- Essay Contributors
Joselyn M. Almeida is Associate Professor of English at the University of Massachusetts, Amherst. She is the author of Reimagining the Transatlantic, 1780–1890 (Routledge 2011), and editor of Romanticism and the Anglo-Hispanic Imaginary (Brill 2010). She has published essays in journals such as European Romantic Review, Atlantic Studies, The Wordsworth Circle and Literature Compass, and various essay collections, most recently in the Edinburgh Companion to Atlantic Literary Studies, ed. by Leslie Eckel and Clare Elliott (Edinburgh University Press, 2016).
Rolf P. Lessenich is Professor Emeritus of English (and Comparative) Literature in the Department of English, American and Celtic Studies of Bonn University, Germany. He received both his PhD. and his ‘Habilitation’ from the same university. Replacements and visiting lectures at various universities in Europe, America and Asia. His publications include Dichtungsgeschmack und althebräische Bibelpoesie im 18. Jahrhundert (1967), Elements of Pulpit Oratory in Eighteenth-Century England 1660–1800 (1972), Lord Byron and the Nature of Man (1978), Aspects of English Preromanticism (1989), Neoclassical Satire and the Romantic School 1780–1830 (2012). He is preparing a new monograph titled Romantic Disillusionism and the Sceptical Tradition (2017).

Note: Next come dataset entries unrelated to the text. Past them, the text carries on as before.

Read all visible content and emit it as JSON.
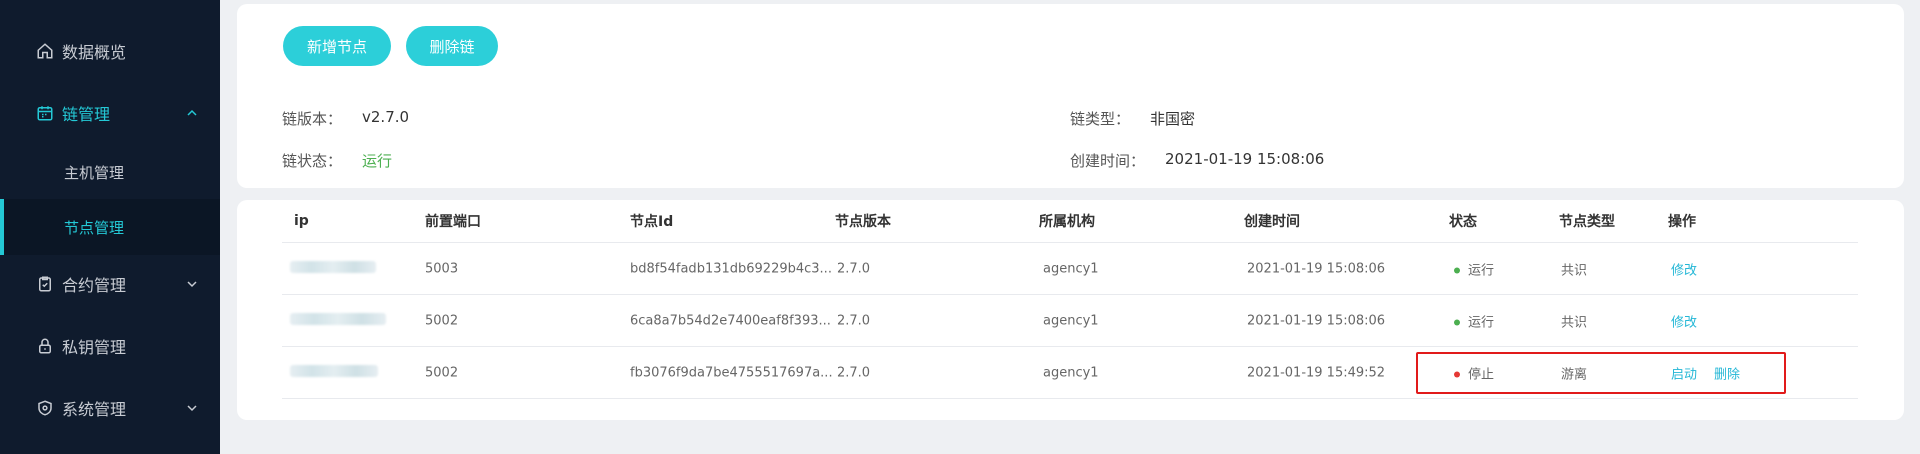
{
  "sidebar": {
    "items": [
      {
        "label": "数据概览",
        "icon": "home-icon"
      },
      {
        "label": "链管理",
        "icon": "calendar-icon"
      },
      {
        "label": "合约管理",
        "icon": "clipboard-icon"
      },
      {
        "label": "私钥管理",
        "icon": "lock-icon"
      },
      {
        "label": "系统管理",
        "icon": "shield-icon"
      }
    ],
    "subitems": [
      {
        "label": "主机管理"
      },
      {
        "label": "节点管理"
      }
    ]
  },
  "toolbar": {
    "add_label": "新增节点",
    "delete_label": "删除链"
  },
  "chain_info": {
    "version_key": "链版本：",
    "version_value": "v2.7.0",
    "type_key": "链类型：",
    "type_value": "非国密",
    "status_key": "链状态：",
    "status_value": "运行",
    "created_key": "创建时间：",
    "created_value": "2021-01-19 15:08:06"
  },
  "table": {
    "headers": [
      "ip",
      "前置端口",
      "节点Id",
      "节点版本",
      "所属机构",
      "创建时间",
      "状态",
      "节点类型",
      "操作"
    ],
    "rows": [
      {
        "port": "5003",
        "node_id": "bd8f54fadb131db69229b4c3...",
        "version": "2.7.0",
        "agency": "agency1",
        "created": "2021-01-19 15:08:06",
        "status": "运行",
        "type": "共识",
        "actions": [
          "修改"
        ]
      },
      {
        "port": "5002",
        "node_id": "6ca8a7b54d2e7400eaf8f393...",
        "version": "2.7.0",
        "agency": "agency1",
        "created": "2021-01-19 15:08:06",
        "status": "运行",
        "type": "共识",
        "actions": [
          "修改"
        ]
      },
      {
        "port": "5002",
        "node_id": "fb3076f9da7be4755517697a...",
        "version": "2.7.0",
        "agency": "agency1",
        "created": "2021-01-19 15:49:52",
        "status": "停止",
        "type": "游离",
        "actions": [
          "启动",
          "删除"
        ]
      }
    ]
  },
  "colors": {
    "accent": "#24c9d6",
    "running": "#4caf50",
    "stopped": "#e53935",
    "highlight": "#e11a1a"
  }
}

Magdalena Ożarska, is Associate Professor at Jan Kochanowski University in Kielce, Poland. She is the author of Meanderings of the English Enlightenment: The Literary Oeuvre of Christopher Smart (2008), Lacework or Mirror? Diary Poetics of Frances Burney, Dorothy Wordsworth and Mary Shelley (2013) and Two Women Writers and their Italian Tours: Mary Shelley’s ‘Rambles in Germany and Italy in 1840, 1842 and 1843’ and Łucja Rautenstrauchowa’s ‘In and Beyond the Alps’ (2014). Her research interests include eighteenth- and nineteenth-century English and Polish women’s self writing, animal studies, critical plant studies, food studies, geopoetics and digital humanities.
Carla Pomarè is Professor of English Literature at the University of Eastern Piedmont (Vercelli). Her work focuses on Anglo-American Romanticism, modernist poetry and Shakespeare. She edited and annotated the first complete Italian version of Byron’s Hebrew Melodies (2003) and has recently published the monograph Byron and the Discourses of History (Ashgate 2013). Forthcoming is her translation of Shakespeare’s Richard III.

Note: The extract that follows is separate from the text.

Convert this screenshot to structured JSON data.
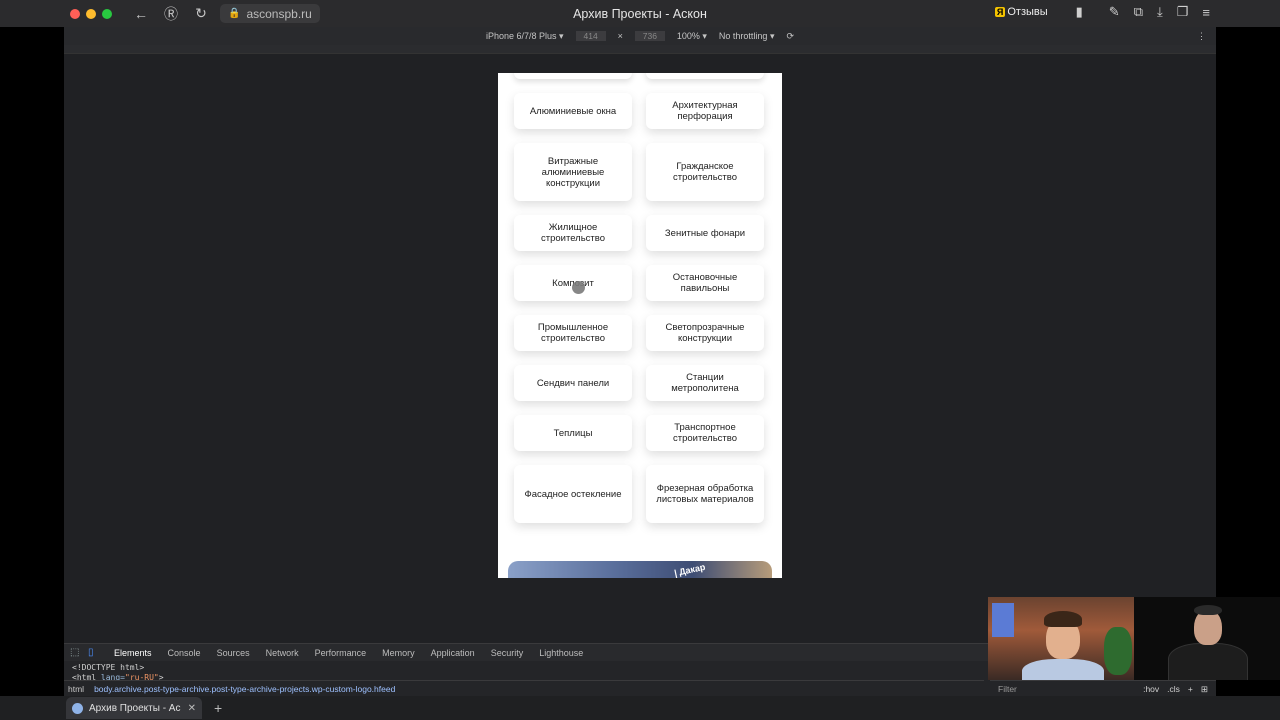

Jane Stabler teaches English Literature at the University of St Andews, Scotland. Her major publications include Byron, Poetics and History (2002) and The Artistry of Exile: Romantic and Victorian Writers in Italy (2013). She is currently the holder of a Lever-hulme Fellowship for work on the Longman Annotated Poets edition of Don Juan. [End Page vi]

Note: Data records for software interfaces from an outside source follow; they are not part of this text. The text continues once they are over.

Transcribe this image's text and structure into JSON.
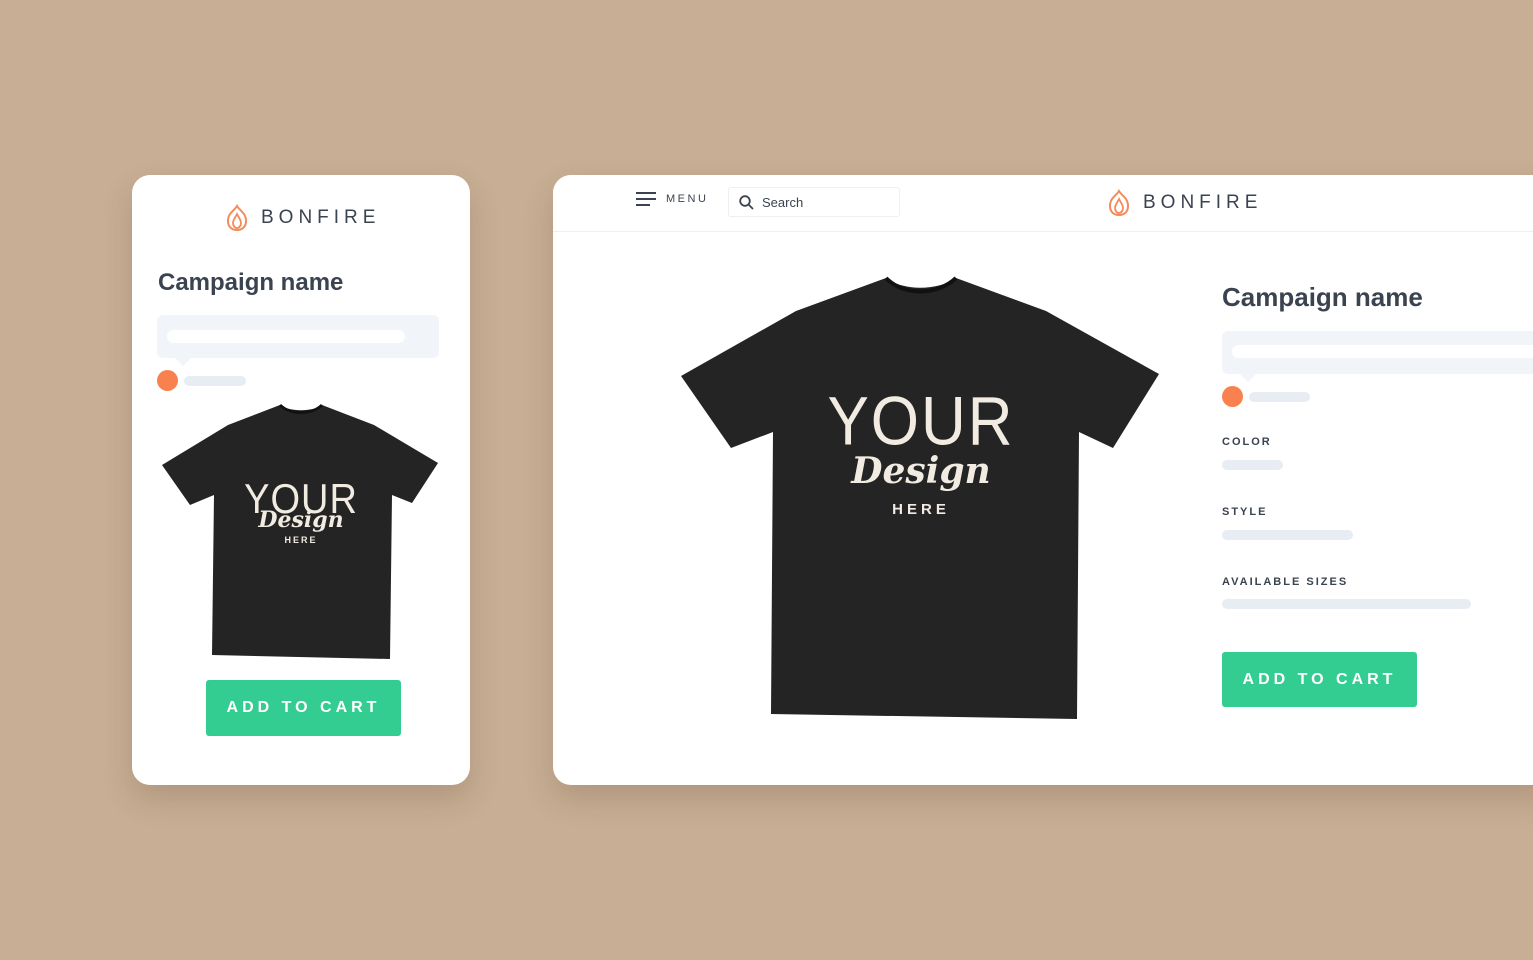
{
  "brand": {
    "name": "BONFIRE",
    "accent": "#f58a5a"
  },
  "colors": {
    "background": "#c7ae94",
    "cta": "#33cd92",
    "text": "#3a4350",
    "skeleton": "#e7edf3",
    "swatch": "#f9814f",
    "shirt": "#242424",
    "print": "#f1ebe2"
  },
  "mobile": {
    "campaign_title": "Campaign name",
    "add_to_cart": "ADD TO CART"
  },
  "desktop": {
    "menu_label": "MENU",
    "search_placeholder": "Search",
    "campaign_title": "Campaign name",
    "color_label": "COLOR",
    "style_label": "STYLE",
    "sizes_label": "AVAILABLE SIZES",
    "add_to_cart": "ADD TO CART"
  },
  "shirt_print": {
    "line1": "YOUR",
    "line2": "Design",
    "line3": "HERE"
  },
  "icons": [
    "bonfire-flame-logo-icon",
    "hamburger-menu-icon",
    "search-icon"
  ]
}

Daniel Westwood is in the third year of his AHRC-funded PhD at the University of Sheffield, having previously studied there for a BA and MA in English Literature. His research interests lie in the poetry of the Romantic period, and his thesis focuses on how the works of Byron, Shelley and Keats interrogate the concept of quest, manipulating traditional quest structures as a means of developing their own unique poetics. [End Page vii]